Problem to solve
Retype exactly the lines below, starting with the line that contains "Convert this screenshot" and ending with the last line; leave out any pictures.

---*---

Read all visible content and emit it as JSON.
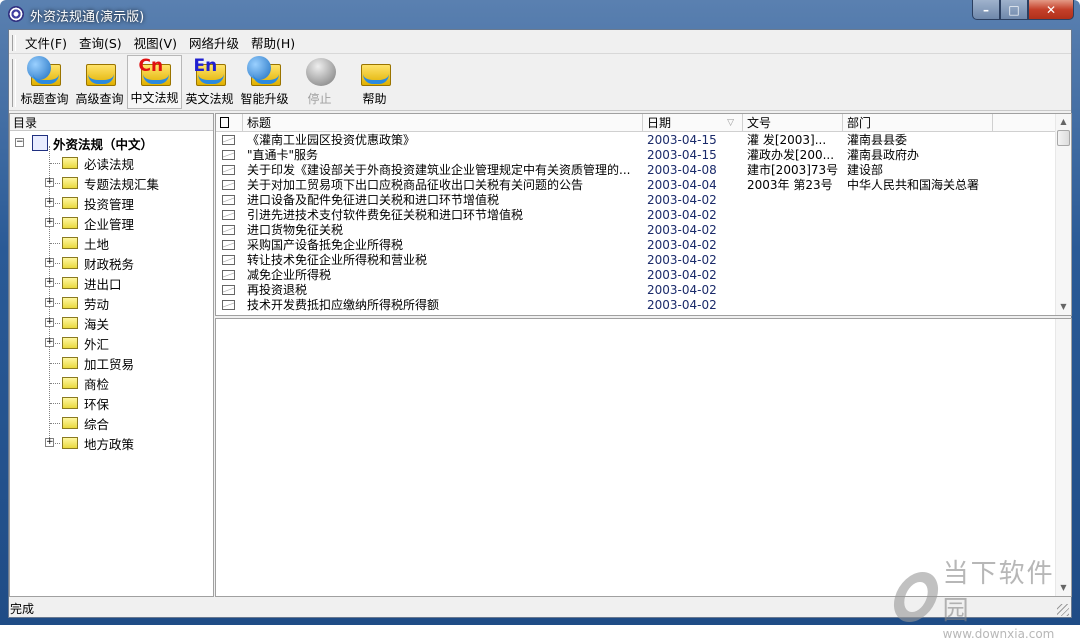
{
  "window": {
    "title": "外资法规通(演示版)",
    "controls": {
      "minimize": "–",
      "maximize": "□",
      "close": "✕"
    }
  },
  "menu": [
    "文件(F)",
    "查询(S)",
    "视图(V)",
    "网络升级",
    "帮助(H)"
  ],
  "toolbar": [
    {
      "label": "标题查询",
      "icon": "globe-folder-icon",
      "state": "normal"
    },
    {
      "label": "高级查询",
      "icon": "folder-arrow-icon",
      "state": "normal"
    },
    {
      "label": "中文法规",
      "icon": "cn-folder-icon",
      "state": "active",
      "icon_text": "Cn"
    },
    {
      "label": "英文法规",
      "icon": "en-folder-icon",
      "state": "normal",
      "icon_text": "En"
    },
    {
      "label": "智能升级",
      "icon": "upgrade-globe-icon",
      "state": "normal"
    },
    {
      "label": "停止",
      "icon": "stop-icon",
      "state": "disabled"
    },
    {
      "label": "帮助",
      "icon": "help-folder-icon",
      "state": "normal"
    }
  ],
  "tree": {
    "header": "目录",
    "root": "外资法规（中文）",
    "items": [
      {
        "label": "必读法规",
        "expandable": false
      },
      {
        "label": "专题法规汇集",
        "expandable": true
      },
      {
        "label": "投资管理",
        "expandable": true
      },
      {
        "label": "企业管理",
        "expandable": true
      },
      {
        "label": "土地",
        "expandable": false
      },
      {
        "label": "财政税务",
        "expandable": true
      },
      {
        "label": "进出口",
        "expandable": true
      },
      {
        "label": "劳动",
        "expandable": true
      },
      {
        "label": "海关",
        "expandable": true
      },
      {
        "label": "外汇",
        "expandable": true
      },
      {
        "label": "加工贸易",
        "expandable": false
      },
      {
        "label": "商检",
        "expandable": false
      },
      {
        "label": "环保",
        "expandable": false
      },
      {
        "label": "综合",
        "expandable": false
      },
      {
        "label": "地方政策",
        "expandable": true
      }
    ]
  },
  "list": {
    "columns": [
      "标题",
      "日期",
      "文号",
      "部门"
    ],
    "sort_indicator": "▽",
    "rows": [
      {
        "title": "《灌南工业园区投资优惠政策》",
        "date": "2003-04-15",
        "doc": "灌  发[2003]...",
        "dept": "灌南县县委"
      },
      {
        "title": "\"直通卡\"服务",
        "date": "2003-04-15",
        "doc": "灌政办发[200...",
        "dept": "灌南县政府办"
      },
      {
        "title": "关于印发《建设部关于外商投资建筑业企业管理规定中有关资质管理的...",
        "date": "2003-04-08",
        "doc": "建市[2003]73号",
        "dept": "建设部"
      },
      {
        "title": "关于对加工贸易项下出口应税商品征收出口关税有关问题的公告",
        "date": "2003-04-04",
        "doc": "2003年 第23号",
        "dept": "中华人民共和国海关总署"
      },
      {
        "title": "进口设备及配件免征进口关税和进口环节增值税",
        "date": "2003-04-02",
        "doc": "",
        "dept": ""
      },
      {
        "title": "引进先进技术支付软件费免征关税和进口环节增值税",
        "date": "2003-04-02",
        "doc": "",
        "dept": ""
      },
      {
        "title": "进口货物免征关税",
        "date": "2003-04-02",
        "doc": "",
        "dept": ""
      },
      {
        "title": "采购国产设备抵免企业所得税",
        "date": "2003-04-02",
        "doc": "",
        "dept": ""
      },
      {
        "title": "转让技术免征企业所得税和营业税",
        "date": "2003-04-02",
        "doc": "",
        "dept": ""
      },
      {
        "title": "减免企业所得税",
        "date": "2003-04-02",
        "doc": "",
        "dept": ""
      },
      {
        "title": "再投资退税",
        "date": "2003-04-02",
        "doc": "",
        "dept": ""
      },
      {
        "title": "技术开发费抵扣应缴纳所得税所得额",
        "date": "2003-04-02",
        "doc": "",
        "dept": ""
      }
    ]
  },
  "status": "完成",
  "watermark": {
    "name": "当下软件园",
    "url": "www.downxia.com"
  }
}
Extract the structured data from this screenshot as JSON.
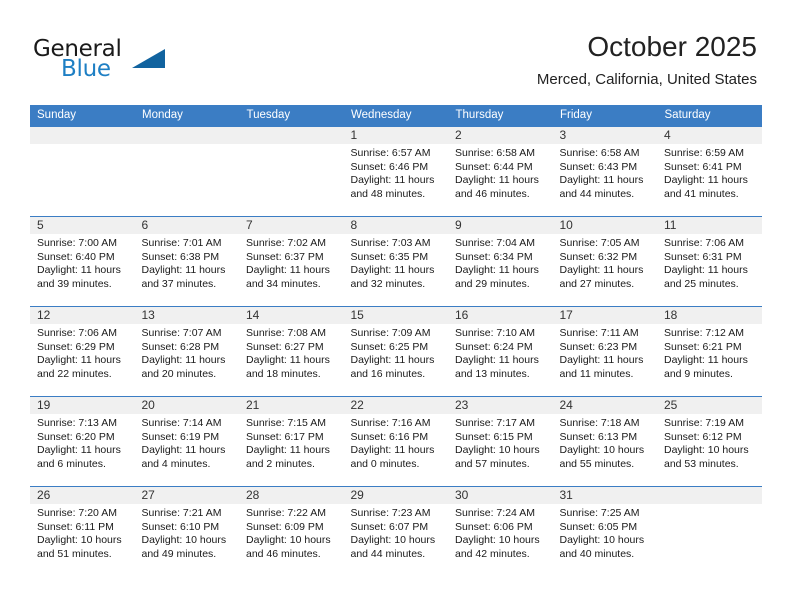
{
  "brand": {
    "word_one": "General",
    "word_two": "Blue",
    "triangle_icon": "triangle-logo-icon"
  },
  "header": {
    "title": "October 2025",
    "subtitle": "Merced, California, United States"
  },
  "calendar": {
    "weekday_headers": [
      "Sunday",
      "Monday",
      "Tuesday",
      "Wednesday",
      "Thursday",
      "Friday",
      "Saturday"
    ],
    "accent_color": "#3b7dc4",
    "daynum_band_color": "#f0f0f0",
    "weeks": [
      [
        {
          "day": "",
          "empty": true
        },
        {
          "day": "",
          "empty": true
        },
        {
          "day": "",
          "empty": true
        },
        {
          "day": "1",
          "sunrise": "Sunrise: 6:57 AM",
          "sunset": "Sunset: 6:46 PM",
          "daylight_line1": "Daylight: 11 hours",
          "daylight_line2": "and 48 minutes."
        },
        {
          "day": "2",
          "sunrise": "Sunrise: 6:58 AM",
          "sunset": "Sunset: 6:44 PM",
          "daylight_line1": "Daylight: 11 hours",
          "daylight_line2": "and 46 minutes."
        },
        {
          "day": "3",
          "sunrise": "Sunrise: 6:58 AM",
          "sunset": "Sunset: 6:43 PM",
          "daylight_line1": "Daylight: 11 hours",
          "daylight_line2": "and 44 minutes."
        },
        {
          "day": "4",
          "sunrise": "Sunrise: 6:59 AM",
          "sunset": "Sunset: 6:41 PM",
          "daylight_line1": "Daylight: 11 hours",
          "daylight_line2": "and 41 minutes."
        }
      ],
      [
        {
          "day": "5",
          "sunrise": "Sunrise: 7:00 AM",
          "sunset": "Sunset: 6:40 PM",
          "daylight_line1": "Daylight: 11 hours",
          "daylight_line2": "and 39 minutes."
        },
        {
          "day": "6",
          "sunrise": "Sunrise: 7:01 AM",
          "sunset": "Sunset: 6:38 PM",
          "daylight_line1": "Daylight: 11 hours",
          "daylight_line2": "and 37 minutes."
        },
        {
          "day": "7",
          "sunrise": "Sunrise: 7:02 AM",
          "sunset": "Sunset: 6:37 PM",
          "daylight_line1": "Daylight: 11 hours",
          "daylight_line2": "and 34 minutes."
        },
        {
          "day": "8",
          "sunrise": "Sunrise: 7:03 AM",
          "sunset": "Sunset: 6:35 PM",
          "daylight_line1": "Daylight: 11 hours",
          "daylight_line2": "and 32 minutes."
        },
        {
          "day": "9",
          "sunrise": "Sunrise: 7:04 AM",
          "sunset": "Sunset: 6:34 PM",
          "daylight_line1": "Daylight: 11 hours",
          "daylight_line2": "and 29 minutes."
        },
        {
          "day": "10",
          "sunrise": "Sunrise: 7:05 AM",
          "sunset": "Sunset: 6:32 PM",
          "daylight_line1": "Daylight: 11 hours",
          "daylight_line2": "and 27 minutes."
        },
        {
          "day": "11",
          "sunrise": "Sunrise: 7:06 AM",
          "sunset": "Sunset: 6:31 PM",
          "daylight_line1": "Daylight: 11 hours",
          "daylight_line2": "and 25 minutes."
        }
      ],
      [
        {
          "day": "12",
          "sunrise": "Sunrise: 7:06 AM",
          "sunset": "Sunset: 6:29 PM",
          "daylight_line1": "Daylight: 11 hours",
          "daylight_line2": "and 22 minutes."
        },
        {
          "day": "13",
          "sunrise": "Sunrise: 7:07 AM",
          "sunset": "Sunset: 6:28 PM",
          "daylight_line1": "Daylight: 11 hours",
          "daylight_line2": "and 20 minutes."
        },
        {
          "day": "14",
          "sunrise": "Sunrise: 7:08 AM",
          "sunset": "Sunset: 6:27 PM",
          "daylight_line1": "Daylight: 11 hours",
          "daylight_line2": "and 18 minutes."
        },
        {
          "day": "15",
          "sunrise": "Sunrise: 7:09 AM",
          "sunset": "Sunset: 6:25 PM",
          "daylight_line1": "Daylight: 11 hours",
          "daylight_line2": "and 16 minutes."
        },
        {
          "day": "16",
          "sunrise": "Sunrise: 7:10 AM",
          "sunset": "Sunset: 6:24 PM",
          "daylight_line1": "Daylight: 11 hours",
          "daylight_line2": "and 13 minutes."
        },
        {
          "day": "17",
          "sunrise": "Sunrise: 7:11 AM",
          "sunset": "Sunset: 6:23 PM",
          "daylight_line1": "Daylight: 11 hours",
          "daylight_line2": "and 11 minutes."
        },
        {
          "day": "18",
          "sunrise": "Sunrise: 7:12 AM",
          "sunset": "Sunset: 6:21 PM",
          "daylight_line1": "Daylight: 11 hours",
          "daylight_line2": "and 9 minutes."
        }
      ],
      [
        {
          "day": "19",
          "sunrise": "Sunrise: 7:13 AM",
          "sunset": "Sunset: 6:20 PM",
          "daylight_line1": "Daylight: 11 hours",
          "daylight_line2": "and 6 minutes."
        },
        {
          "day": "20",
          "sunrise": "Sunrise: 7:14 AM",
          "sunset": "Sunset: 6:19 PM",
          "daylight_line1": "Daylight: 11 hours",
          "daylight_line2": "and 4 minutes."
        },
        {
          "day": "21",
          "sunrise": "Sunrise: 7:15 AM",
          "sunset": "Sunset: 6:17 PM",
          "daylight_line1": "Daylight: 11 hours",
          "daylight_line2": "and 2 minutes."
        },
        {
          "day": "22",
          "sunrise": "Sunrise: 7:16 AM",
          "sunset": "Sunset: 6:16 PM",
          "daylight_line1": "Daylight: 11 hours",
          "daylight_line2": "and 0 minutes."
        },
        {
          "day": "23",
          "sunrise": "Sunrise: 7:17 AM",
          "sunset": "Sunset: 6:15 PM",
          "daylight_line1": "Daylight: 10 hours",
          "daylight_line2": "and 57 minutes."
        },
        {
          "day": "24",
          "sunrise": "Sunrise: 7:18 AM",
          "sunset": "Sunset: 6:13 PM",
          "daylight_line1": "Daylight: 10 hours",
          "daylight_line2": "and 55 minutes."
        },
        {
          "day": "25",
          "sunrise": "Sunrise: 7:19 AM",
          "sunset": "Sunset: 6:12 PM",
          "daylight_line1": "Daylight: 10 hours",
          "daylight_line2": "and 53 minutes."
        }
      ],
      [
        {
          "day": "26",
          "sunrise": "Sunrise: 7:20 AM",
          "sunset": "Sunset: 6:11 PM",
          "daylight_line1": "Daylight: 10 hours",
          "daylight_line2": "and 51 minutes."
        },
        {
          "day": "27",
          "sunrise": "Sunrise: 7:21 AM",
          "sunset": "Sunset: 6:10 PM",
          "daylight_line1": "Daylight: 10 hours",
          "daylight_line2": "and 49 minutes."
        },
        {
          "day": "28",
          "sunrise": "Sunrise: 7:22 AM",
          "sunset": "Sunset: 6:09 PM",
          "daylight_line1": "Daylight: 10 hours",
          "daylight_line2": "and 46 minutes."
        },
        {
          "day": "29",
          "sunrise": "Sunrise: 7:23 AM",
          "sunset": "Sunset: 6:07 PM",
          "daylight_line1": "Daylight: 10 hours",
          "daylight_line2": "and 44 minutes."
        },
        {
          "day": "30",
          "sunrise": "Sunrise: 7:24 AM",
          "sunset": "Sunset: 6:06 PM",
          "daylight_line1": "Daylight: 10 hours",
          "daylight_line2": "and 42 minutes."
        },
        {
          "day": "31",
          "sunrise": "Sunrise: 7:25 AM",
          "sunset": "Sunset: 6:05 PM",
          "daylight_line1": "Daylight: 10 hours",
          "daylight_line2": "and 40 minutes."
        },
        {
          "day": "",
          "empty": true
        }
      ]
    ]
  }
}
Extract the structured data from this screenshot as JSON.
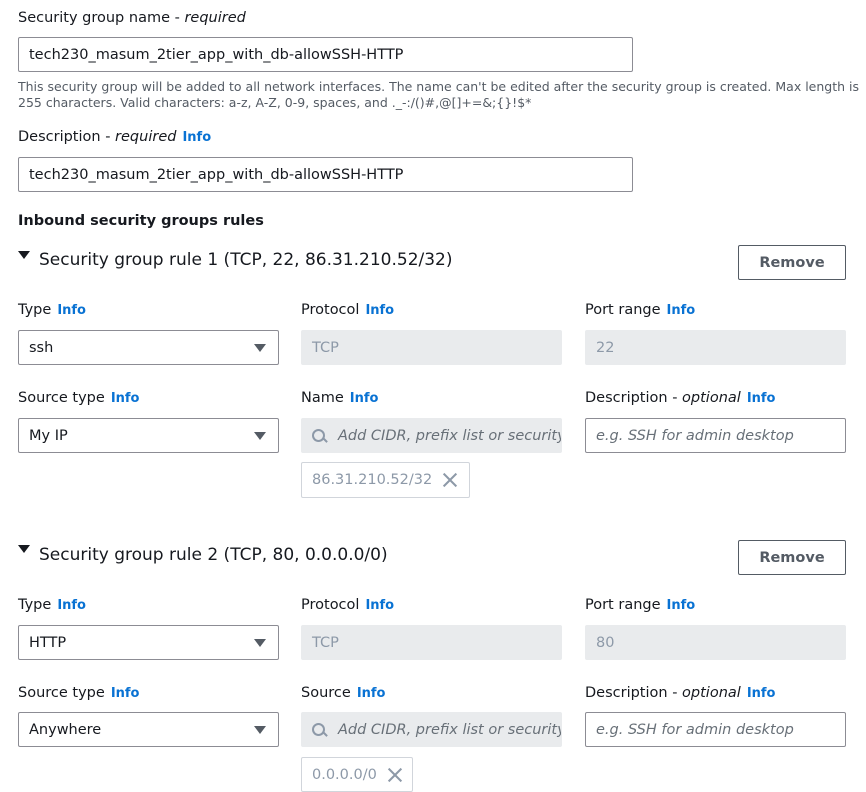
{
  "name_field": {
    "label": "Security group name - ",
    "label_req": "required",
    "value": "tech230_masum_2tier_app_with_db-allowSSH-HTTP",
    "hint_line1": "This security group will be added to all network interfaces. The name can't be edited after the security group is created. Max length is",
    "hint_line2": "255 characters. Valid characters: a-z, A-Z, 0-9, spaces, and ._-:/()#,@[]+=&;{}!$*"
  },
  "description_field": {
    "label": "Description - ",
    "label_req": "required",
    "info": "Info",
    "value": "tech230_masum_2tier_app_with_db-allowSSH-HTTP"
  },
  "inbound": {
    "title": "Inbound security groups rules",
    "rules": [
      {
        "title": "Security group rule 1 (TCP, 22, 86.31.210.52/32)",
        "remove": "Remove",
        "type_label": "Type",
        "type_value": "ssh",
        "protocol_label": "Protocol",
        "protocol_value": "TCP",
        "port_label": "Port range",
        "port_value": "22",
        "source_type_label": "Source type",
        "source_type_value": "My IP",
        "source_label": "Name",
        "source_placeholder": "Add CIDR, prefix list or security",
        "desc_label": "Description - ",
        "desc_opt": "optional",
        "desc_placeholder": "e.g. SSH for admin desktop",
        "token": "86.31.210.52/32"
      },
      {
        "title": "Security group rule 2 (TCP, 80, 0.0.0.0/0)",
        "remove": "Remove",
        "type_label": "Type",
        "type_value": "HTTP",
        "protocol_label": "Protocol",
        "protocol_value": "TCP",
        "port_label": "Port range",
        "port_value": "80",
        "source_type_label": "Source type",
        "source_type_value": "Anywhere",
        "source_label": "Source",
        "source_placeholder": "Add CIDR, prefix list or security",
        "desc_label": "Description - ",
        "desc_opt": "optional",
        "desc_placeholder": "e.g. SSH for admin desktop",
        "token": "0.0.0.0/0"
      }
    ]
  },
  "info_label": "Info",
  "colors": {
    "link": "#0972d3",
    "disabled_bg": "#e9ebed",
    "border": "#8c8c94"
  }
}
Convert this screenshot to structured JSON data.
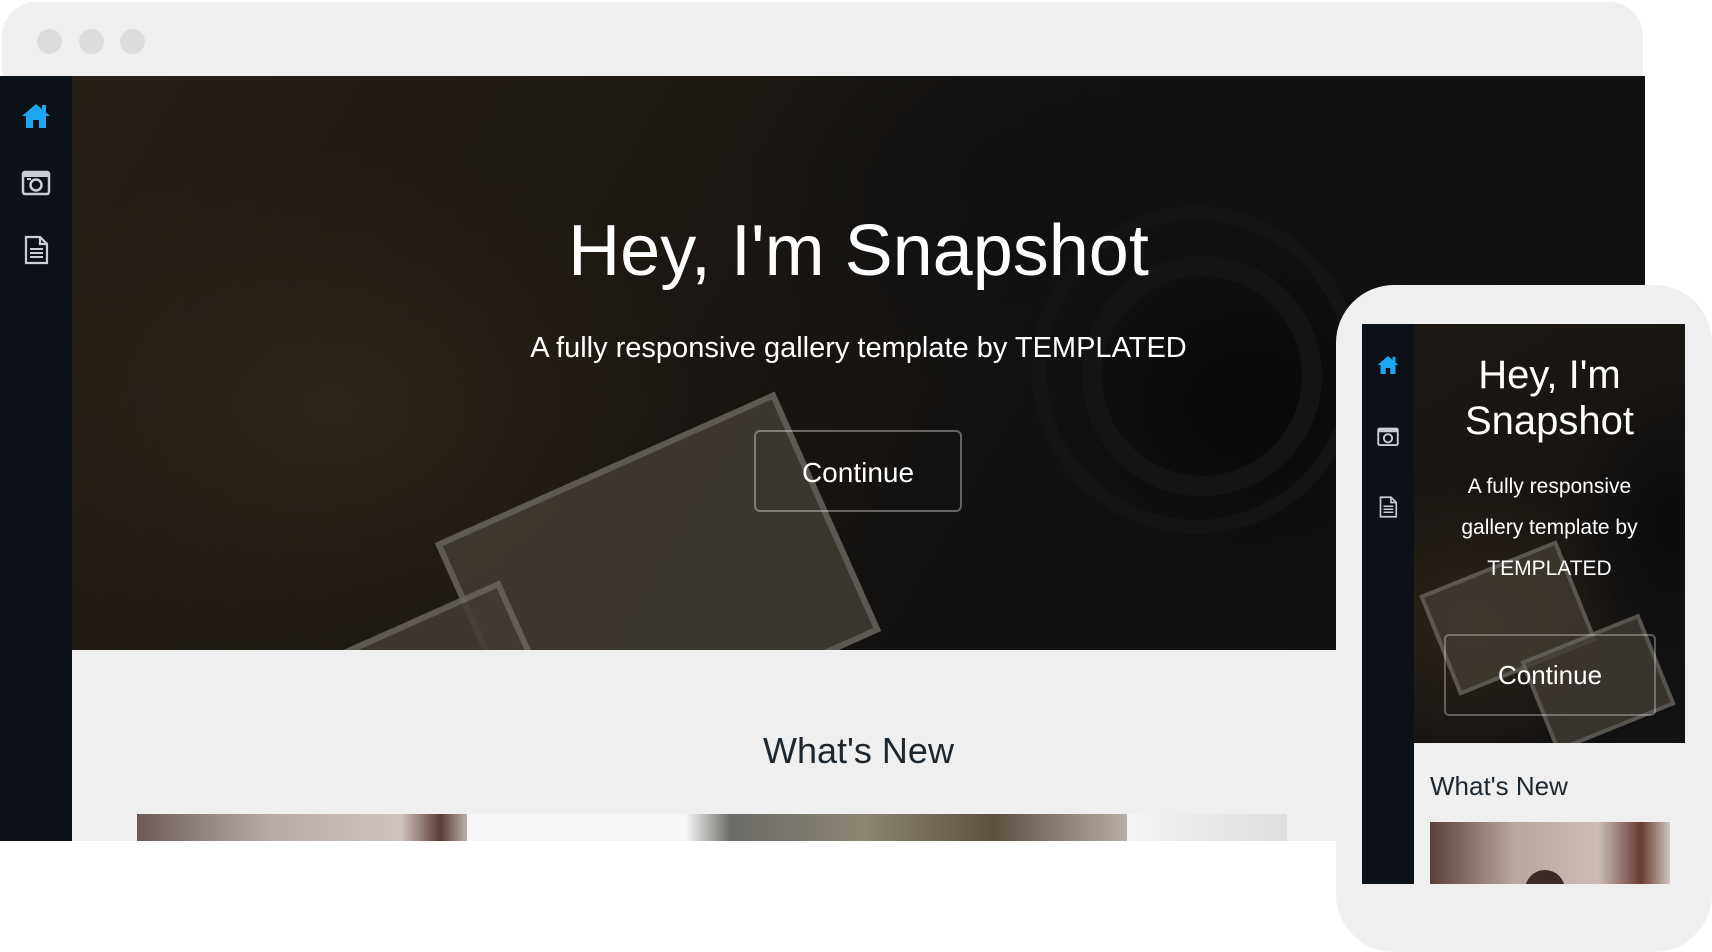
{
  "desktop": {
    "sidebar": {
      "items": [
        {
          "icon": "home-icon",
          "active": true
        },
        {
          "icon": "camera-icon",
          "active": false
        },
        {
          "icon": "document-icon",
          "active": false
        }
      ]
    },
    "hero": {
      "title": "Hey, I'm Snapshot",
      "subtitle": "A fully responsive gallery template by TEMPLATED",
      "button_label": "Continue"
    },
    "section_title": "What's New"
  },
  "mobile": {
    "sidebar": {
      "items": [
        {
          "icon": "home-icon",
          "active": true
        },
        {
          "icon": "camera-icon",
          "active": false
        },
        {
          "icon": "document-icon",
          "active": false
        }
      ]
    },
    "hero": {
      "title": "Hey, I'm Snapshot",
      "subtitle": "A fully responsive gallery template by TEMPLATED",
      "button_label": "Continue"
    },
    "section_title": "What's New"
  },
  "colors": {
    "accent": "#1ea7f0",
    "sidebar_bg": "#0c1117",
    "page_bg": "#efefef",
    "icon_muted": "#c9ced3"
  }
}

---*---

Output of the exercise
Convert this screenshot to structured JSON data.
{
  "desktop": {
    "sidebar": {
      "items": [
        {
          "icon": "home-icon",
          "active": true
        },
        {
          "icon": "camera-icon",
          "active": false
        },
        {
          "icon": "document-icon",
          "active": false
        }
      ]
    },
    "hero": {
      "title": "Hey, I'm Snapshot",
      "subtitle": "A fully responsive gallery template by TEMPLATED",
      "button_label": "Continue"
    },
    "section_title": "What's New"
  },
  "mobile": {
    "sidebar": {
      "items": [
        {
          "icon": "home-icon",
          "active": true
        },
        {
          "icon": "camera-icon",
          "active": false
        },
        {
          "icon": "document-icon",
          "active": false
        }
      ]
    },
    "hero": {
      "title": "Hey, I'm Snapshot",
      "subtitle": "A fully responsive gallery template by TEMPLATED",
      "button_label": "Continue"
    },
    "section_title": "What's New"
  },
  "colors": {
    "accent": "#1ea7f0",
    "sidebar_bg": "#0c1117",
    "page_bg": "#efefef",
    "icon_muted": "#c9ced3"
  }
}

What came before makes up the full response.